Getting back on top01 March 2013 | Glenn Brooks
Despite natural disasters and an over-valued yen, Toyota managed to finish 2012 as the top selling car maker in the world.
Japan’s top six automakers logged record production numbers in 2012, as output rose to meet demand in North America and Southeast Asia. Toyota led the gains, producing 8.74 million vehicles globally, up 26.1% from 2011.
As a whole, the eight major automakers produced 9.44 million units at home, up 18.3% from 2011, and 15.44 million units abroad, up 18.6%. Toyota’s domestic sales alone jumped 40.9% to 1.69 million units, thanks in part to government subsidies for purchases of environmentally friendly vehicles. The company’s exports climbed 24.0% to 1.95 million units. This performance by Toyota Motor Corporation (TMC) meant it regained the global number one spot, outselling both General Motors and Volkswagen AG. Worldwide sales for TMC and its brands, including deliveries from Hino Motors and Daihatsu Motor, rose 23% to a record 9.75 million units last year, compared to the 9.29 million units sold by GM and 9.07 million by Volkswagen.
Global sales numbers underline just how far TMC has come in a relatively short space of time, with a full recovery clearly having been made from both recall-related and natural disaster production losses over the previous two years. The knock-on effect to the group’s profitability has also been noticeable, especially with costs associated with the global recall programmes of 2009-2011 now having been largely put behind the company.
“The yen’s fall gave us a ¥140bn ($1.5bn) boost,” said TMC director and senior managing officer Takahiko Ijichi while announcing the firm’s April-December results at a recent news conference. For April-December, Toyota said its group operating profit jumped nearly sevenfold from a year earlier to ¥818.5bn, while its net profit rose almost fourfold to ¥648.18bn.
Japan’s leading vehicle manufacturer has now lifted its full-year forecast for group operating profits to ¥1.15 trillion from ¥1.05 trillion and its pre-tax profit estimate to ¥1.29 trillion from ¥1.18 trillion. Much of the reason for the improved outlook is a steady and welcome slide in the value of the yen.
As well as announcing improved profit expectations for fiscal 2012-2013, Toyota has also now revised its exchange rate assumptions to ¥81 against the dollar and ¥104 versus the euro. It had previously based its annual financial projections on ¥79 to the dollar and ¥100 to the euro.
The Tohoku region (north-eastern Japan) was the area hardest hit by the earthquake in March 2011. Eighteen months after the disaster, Toyota announced a new initiative to restore and strengthen its manufacturing base in that part of the country.
Tohoku has now been classified by TMC as its third production centre in its home market, following the Chubu (central Japan) and Kyushu (southern Japan) regions.
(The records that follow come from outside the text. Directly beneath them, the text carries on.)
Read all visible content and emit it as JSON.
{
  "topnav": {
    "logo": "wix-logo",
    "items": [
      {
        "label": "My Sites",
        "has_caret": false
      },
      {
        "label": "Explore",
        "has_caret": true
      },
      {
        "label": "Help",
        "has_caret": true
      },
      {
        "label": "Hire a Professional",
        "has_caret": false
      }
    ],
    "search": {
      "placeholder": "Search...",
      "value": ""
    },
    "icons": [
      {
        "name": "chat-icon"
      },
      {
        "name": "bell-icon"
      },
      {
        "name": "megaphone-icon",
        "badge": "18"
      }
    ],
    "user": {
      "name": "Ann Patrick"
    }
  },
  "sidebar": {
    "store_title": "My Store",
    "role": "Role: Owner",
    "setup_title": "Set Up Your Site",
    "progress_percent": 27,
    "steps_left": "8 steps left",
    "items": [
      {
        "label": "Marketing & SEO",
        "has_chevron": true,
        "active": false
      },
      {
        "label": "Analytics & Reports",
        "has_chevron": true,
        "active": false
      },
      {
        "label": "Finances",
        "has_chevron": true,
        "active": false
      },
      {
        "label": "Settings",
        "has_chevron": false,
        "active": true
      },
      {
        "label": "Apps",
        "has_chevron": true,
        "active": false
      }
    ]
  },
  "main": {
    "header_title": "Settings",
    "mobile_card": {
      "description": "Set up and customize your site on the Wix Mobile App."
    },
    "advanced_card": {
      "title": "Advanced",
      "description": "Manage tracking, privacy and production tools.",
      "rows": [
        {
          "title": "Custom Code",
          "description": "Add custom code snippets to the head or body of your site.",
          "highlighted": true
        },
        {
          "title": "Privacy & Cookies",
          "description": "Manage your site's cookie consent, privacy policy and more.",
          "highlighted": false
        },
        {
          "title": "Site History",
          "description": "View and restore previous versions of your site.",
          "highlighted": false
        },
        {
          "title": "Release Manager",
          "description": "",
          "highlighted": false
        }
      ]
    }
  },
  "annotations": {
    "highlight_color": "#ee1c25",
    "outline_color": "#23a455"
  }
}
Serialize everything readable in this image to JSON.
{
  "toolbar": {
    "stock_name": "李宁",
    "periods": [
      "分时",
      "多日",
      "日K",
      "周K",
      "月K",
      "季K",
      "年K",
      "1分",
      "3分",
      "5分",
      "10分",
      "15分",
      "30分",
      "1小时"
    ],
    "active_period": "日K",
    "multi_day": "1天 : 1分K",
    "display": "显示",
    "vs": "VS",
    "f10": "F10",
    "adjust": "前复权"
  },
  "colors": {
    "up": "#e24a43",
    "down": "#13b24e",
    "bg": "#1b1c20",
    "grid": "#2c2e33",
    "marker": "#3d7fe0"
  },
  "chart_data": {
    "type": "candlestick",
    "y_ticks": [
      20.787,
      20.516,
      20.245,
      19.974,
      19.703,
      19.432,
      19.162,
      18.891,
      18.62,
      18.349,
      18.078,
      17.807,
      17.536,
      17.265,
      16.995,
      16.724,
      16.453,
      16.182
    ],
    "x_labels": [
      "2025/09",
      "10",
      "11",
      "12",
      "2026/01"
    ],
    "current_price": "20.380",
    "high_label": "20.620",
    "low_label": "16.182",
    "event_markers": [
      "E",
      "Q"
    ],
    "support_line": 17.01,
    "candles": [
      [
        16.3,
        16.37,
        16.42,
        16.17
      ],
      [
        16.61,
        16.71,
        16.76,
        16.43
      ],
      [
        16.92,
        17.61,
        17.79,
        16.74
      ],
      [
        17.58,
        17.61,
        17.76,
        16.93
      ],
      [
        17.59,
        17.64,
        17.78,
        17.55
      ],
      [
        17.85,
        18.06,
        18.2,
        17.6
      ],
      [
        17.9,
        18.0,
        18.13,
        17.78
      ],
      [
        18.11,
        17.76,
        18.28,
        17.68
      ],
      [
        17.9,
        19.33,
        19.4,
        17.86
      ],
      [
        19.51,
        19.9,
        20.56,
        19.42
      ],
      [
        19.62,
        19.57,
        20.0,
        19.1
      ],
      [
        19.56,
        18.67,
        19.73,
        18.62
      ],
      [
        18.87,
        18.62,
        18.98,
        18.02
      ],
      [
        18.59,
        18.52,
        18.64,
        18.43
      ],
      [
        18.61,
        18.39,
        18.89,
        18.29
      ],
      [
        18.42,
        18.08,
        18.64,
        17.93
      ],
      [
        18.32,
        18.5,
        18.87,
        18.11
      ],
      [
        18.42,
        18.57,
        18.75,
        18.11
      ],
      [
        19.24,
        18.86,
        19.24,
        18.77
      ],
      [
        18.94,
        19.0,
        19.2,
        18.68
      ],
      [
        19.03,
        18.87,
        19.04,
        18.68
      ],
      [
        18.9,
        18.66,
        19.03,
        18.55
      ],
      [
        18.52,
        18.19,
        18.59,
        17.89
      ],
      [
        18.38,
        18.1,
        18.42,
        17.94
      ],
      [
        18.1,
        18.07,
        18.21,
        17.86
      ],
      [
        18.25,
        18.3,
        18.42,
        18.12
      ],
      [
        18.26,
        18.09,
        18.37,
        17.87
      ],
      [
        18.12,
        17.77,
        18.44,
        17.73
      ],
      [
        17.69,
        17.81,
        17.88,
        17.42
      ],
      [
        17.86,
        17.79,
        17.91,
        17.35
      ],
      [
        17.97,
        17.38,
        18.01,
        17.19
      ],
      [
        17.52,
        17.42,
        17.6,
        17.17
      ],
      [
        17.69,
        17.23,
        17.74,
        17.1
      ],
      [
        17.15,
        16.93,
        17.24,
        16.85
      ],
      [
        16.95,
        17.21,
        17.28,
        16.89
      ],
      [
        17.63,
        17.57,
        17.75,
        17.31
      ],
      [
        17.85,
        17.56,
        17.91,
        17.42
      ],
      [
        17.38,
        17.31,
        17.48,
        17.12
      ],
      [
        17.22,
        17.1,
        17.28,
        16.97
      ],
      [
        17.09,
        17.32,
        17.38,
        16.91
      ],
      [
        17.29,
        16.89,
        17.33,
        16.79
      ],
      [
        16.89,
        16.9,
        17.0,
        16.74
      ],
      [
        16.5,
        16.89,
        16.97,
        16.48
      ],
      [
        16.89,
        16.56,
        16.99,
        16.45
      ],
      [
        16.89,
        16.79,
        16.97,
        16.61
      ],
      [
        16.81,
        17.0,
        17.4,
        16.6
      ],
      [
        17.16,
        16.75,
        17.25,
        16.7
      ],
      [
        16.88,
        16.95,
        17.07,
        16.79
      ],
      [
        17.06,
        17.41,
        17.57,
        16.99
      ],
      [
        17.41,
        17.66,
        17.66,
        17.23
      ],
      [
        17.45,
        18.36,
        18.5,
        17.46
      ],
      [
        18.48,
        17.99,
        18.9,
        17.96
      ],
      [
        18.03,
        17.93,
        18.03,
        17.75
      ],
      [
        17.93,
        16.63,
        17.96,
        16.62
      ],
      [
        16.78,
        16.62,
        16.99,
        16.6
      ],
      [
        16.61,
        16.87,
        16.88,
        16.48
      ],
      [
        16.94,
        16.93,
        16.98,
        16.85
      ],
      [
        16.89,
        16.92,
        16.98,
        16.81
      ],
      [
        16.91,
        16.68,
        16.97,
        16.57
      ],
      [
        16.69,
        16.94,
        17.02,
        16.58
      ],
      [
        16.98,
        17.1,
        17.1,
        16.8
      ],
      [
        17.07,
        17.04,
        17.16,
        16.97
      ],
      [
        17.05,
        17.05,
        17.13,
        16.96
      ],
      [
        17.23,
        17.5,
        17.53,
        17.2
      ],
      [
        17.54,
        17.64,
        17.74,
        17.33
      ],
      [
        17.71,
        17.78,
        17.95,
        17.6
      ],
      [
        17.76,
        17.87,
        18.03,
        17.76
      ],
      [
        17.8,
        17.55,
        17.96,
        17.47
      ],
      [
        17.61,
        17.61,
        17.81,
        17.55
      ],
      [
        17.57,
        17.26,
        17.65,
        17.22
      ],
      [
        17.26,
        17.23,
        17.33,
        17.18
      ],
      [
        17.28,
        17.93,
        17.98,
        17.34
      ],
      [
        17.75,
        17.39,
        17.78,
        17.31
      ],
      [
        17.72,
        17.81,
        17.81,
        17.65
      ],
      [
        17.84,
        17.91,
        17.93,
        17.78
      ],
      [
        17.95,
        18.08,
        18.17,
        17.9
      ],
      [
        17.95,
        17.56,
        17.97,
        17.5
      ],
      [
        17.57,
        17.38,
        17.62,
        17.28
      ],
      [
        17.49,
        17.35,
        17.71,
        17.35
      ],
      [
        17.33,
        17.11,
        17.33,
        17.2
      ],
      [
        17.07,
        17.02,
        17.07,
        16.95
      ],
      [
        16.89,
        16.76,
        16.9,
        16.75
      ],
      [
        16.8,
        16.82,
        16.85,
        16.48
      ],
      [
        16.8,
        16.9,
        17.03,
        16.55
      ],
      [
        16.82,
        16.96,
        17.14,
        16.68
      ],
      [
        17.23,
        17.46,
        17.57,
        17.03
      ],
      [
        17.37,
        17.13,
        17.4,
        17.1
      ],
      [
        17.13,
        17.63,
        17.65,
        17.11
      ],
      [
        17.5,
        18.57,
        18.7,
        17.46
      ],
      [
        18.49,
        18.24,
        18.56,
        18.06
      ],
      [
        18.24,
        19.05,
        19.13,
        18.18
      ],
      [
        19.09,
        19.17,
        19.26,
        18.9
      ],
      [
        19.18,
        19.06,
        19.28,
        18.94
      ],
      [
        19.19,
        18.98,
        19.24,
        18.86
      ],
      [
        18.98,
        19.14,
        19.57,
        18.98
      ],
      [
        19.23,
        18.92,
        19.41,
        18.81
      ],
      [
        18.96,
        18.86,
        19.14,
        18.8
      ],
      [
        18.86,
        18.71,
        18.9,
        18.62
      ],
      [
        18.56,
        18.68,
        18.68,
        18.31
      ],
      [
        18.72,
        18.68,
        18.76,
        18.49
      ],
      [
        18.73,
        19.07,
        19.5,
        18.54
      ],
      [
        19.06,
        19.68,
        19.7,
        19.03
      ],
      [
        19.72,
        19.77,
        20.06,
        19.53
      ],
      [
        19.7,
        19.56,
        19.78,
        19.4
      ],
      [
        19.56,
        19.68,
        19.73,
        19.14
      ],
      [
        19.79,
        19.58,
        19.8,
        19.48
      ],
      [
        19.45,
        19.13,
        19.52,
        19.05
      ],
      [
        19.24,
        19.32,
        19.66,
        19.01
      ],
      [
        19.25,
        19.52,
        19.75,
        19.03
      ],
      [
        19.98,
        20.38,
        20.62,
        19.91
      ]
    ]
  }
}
As part of the new focus on manufacturing in the north-east, three TMC subsidiaries that operate in Tohoku – Kanto Auto Works, Central Motor Company and Toyota Motor
Tohoku Corporation – were in 2011 instructed by the parent company to move towards a full consolidation. The three-way merger took place on July 1, 2012. The resulting entity, Toyota Motor East Japan, functions as a semi-autonomous unit and manages the entire range of manufacturing for the vehicle programmes for which it has responsibility. This stretches from R&D to production, as well as procurement, engine manufacturing and the supply of other vital components.
As part of its remit, the merged division for the Tohoku region has been given responsibility for the production of new compact vehicles. This includes the latest generation Spade and Porte models, each of which went on sale in Japan in July 2012. Kanto Auto Works originally operated the Higashi-Fuji plant, in Shizuoka Prefecture, that builds the two small cars.
One interesting aspect of this regrouping of manufacturing operations is how other TMC subsidiaries have been impacted: the first generation Spade and Porte were built at the Kyoto plant, operated by Daihatsu Motor Company (DMC). Two Toyota delivery vans – the Probox and Succeed – are still manufactured by DMC at Kyoto. Whether or not their replacements, each due later this year, will also shift to a Toyota Motor East Japan plant will be worth noting.
While Suzuki took the radical but understandable step to shift some of its operations away from at-risk parts of the country, TMC instead made a commitment to staying put, albeit with greatly strengthened measures for coping with any future disasters.
The company now has fortified on-site electricalgenerating capacity at its Tohoku operations. This will not only help it to cope more smoothly with any future power interruptions, but it should also have a stabilising effect on the regional power grid.
The initiatives for Toyota Motor East Japan’s operations include the installation of an eight-megawatt generating capacity at Central Motor’s Miyagi plant. This, the company claims, is adequate to supply about 90% of the plant’s electric power demand, when needed. Toyota is also looking into tapping renewable energies at its Tohoku operations.